it. Once I received a letter from a poor fellow three months after he was dead,—it excited a most painful feeling; and it is little less unpleasant to address one to a person whom you fear may not be among the living. However, yours of Dec 4. has just come to hand. You do not tell me whether the fever is out of the ship; but I conclude it must almost have done its work, and will go out like a fire when it no longer finds anything it can destroy. I have a sort of theory about such diseases which I do not understand myself, but somebody or other will, some of these days. They are so far analogous to vegetables as that they take root, grow, ripen, and decay. Those which are eruptive, blossom and seed; for the pustule of the smallpox, &c. is, to all intents and purposes, the flower of the disease, or the fructification by which it is perpetuated. Now these diseases, like vegetables, choose their own soil,—some plants like clay, others sand, others chalk; so the yellow fever will not take root in a negro, nor the yaws in a white man. There is a hint for a new theory; you will see the truth of the analogy at once, and I can ho more explain it than you can, but so it is. . . . . We have been dreadfully shocked here by the fate of
Wordsworth’s brother, captain of the Abergavenny East Indiaman, which has just been lost in Portland Bay; almost as shocking as the Halsewell—300 lives. . . . . Bonaparte wants peace; a continental war is a far more probable event. What will become of Portugal, heaven knows: and till that be decided, I can as
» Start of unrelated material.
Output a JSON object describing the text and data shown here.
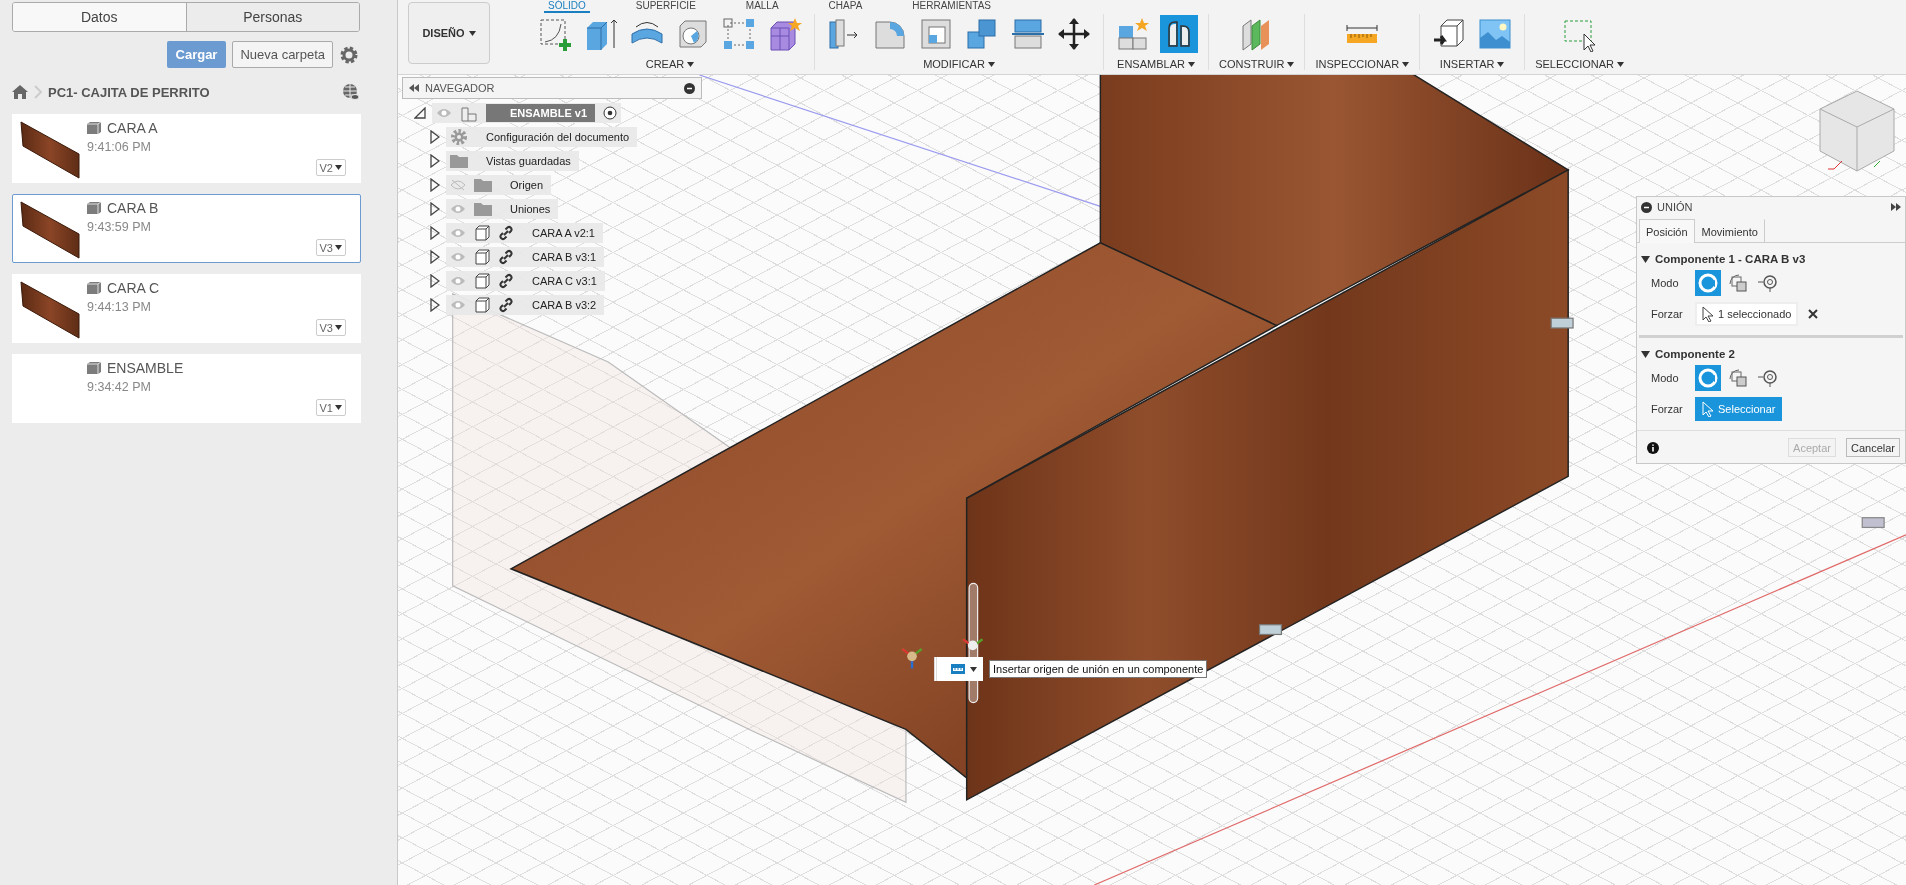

little tell what will become of me. Meantime I shall continue to work hard and to economise.

“God bless you!

Yours very affectionately,
R. S.”